There is a common conception that new information and communication technologies
have the potential to achieve greater social equity; to empower migrants, particularly
in the construction of diasporic spaces and agency. However, this achievement is not
uniform: media are enmeshed in pre-existent power structures. Gender, class, and
'race' mark the lines of the technological divide.
To explore these issues, we look at the case of migrant women in Ireland who are
active in migrant organisations. Despite uneven access to mediated information flows,
adaptive innovation in communication technology use is evident in these
organisations. Mediatised communication and information are integral to their day-today
management, in such a way as to both consolidate and expand existing 'offline'
networks. While problematising notions of migrant belongings and affiliations, our
research entails a critical rethinking of several commonplace preconceptions in

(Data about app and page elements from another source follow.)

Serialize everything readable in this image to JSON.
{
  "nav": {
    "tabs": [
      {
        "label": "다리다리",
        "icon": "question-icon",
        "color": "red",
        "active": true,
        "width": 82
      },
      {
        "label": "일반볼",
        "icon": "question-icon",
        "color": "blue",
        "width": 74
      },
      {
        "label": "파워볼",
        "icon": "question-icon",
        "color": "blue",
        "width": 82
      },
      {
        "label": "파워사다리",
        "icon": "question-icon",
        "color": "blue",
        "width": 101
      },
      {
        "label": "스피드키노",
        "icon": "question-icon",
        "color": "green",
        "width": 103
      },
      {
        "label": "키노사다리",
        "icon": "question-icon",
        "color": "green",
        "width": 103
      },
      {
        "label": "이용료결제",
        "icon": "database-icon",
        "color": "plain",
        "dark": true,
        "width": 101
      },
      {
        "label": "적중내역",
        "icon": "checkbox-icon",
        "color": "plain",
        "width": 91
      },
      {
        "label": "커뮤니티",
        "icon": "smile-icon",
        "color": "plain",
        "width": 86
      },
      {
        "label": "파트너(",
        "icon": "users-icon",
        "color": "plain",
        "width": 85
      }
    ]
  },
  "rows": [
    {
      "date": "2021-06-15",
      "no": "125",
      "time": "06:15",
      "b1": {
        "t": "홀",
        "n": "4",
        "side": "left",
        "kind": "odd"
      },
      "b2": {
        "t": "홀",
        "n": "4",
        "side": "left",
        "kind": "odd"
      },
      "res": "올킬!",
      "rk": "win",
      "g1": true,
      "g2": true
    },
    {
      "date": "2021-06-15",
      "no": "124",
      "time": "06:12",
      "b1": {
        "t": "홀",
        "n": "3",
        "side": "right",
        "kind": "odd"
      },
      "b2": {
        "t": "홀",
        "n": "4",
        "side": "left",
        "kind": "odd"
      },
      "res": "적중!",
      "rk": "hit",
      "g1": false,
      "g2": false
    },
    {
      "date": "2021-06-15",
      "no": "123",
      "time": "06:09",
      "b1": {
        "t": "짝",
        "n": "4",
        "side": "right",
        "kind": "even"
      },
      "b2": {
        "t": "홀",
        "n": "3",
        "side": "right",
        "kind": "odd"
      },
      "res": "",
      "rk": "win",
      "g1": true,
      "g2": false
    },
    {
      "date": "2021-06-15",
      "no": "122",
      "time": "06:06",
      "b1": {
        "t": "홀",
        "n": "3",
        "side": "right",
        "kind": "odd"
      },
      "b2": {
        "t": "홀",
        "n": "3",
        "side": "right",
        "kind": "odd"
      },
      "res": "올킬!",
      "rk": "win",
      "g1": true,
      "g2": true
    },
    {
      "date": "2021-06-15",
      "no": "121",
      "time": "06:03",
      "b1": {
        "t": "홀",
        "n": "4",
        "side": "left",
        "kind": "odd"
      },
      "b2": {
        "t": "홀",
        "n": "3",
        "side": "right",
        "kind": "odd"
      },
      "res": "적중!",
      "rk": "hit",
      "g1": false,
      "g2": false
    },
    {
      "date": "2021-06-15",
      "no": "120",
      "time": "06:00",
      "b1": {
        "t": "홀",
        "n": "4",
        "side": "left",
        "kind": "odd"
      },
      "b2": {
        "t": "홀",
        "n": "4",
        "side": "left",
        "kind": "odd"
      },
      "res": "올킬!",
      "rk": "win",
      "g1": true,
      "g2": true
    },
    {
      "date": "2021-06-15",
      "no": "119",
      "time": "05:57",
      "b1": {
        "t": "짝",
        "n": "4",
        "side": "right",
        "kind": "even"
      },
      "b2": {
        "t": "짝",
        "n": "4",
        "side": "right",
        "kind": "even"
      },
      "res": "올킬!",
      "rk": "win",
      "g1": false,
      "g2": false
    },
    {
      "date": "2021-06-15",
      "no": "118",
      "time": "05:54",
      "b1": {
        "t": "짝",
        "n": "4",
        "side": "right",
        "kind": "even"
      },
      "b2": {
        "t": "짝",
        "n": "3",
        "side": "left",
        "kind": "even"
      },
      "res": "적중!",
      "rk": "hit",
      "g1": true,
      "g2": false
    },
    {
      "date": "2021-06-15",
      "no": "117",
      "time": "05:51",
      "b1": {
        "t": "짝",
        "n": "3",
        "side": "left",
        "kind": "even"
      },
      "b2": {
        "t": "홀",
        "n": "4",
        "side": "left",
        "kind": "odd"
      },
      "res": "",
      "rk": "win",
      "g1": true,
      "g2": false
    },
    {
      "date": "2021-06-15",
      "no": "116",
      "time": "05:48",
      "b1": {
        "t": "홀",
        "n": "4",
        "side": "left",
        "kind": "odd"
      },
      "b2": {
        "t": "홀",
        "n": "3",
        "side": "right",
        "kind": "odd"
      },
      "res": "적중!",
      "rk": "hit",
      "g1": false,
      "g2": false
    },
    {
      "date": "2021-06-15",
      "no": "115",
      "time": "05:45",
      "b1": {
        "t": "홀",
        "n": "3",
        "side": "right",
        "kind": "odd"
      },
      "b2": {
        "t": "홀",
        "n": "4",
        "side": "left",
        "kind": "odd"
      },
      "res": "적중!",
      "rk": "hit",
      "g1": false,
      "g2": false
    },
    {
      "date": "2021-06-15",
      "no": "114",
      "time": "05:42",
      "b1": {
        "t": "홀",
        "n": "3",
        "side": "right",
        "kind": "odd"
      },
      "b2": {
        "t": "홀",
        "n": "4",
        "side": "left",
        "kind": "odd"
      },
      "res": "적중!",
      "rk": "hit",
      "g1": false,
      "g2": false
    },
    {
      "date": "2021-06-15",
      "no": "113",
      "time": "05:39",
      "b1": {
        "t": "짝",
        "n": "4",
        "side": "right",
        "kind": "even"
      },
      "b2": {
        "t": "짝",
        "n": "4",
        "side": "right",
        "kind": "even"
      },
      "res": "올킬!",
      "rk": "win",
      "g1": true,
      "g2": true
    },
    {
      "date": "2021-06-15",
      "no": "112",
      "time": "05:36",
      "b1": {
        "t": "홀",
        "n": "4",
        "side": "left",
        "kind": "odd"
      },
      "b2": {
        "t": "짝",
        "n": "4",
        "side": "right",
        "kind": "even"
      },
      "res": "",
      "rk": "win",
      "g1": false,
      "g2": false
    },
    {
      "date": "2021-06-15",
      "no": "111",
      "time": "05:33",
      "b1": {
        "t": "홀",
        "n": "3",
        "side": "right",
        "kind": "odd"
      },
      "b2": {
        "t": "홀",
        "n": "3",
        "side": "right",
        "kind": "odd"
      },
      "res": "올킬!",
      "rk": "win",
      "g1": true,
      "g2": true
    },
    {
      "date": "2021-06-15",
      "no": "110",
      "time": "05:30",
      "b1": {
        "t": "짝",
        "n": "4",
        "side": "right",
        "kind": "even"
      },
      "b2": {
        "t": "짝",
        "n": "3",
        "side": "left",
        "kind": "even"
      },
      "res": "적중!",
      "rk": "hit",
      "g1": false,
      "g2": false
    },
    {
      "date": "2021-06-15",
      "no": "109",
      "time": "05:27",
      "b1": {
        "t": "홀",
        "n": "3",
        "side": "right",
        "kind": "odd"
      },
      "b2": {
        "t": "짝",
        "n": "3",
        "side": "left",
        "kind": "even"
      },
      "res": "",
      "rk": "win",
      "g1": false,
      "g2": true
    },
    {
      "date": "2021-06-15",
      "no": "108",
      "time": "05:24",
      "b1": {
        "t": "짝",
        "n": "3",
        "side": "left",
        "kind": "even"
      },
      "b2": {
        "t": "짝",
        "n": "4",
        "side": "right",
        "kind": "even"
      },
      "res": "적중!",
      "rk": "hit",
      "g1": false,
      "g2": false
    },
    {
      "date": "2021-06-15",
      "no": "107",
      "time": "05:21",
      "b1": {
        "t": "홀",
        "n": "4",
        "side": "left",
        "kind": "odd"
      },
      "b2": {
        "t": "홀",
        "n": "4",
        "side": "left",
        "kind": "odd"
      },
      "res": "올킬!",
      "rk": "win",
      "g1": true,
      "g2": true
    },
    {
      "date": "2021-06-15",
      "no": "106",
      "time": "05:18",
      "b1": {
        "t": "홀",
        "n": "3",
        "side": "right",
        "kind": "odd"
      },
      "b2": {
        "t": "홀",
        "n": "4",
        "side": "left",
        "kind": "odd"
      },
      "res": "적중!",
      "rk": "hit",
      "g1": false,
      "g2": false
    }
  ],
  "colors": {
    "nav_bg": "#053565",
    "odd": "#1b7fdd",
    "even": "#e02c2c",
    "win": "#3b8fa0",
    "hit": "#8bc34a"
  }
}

popular discourse: the 'migrant', the 'individual' technology user, and the idea of
technology access as a 'pure good'.